The first study to successfully track a basking shark using a robot camera has shed new light on the behaviour of the world’s second largest fish.
An autonomous ‘SharkCam’ underwater vehicle (AUV) was deployed in the UK for the first time last summer to observe and gather footage of the behaviour of basking sharks in the Inner Hebrides.
The REMUS SharkCam technology is owned and operated by the Woods Hole Oceanographic Institution (WHOI). The project is funded by WWF/Sky Ocean Rescue, NatureScot, WHOI and the University of Exeter.
Little is known about the underwater behaviour of the globally-endangered species, despite basking sharks being prevalent in the waters off the west coast of Scotland.

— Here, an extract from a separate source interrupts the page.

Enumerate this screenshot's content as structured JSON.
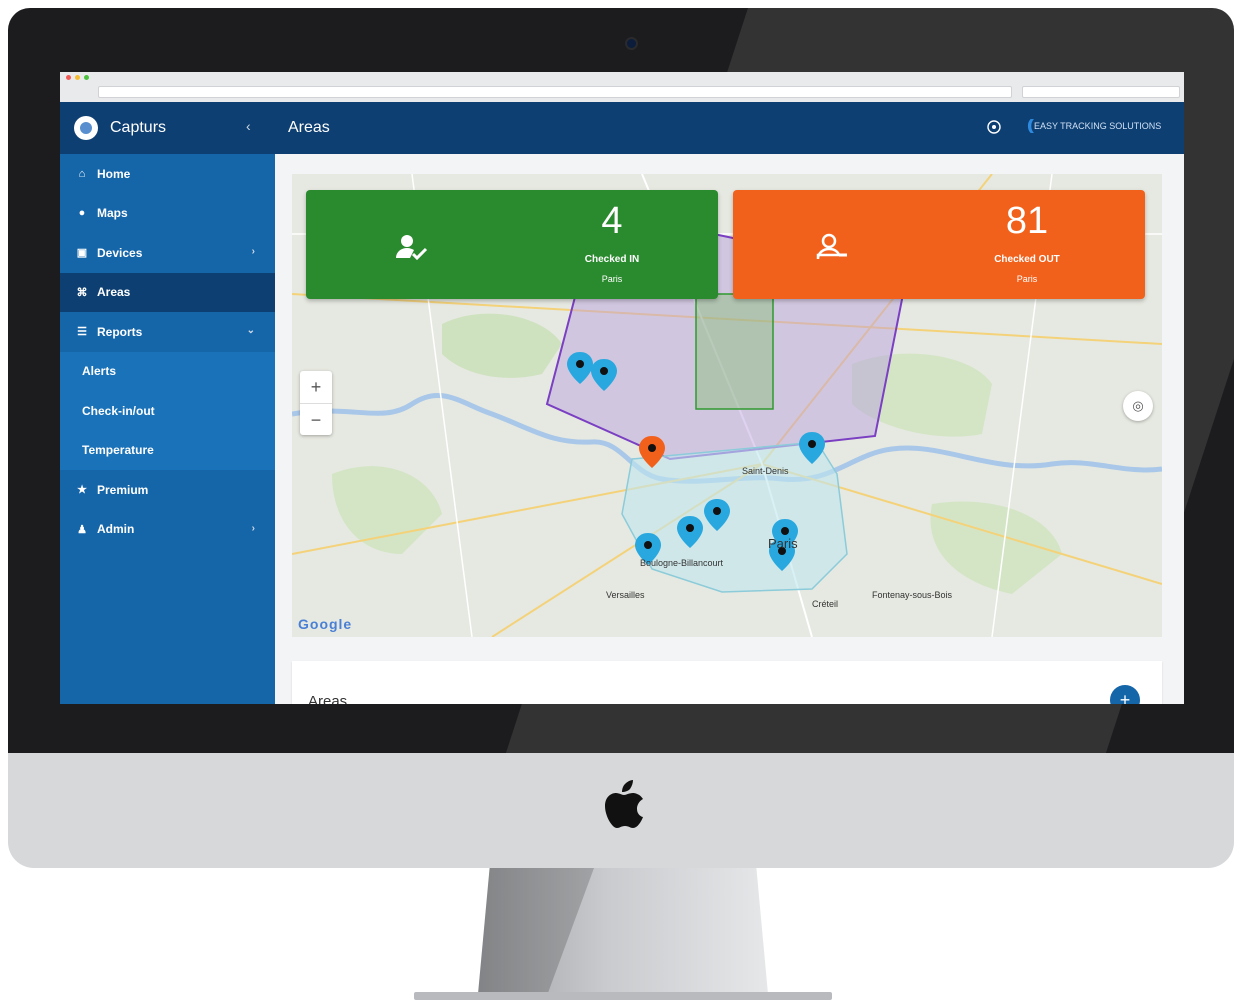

The SharkCam followed three basking sharks below the surface of the water, collecting video of their behaviour from a distance as they swam off the coast of Coll and Tiree.
The international team of researchers recently published their findings in the journal Animal Biotelemetry.
Detailed examination of the footage revealed the sharks spending an unexpected amount of time swimming near the seabed - a behaviour which has not often been reported for the species.
Notably the sharks were not seen to be feeding – which researchers believe adds weight to the theory that the species visits Scottish waters not to feed but to breed.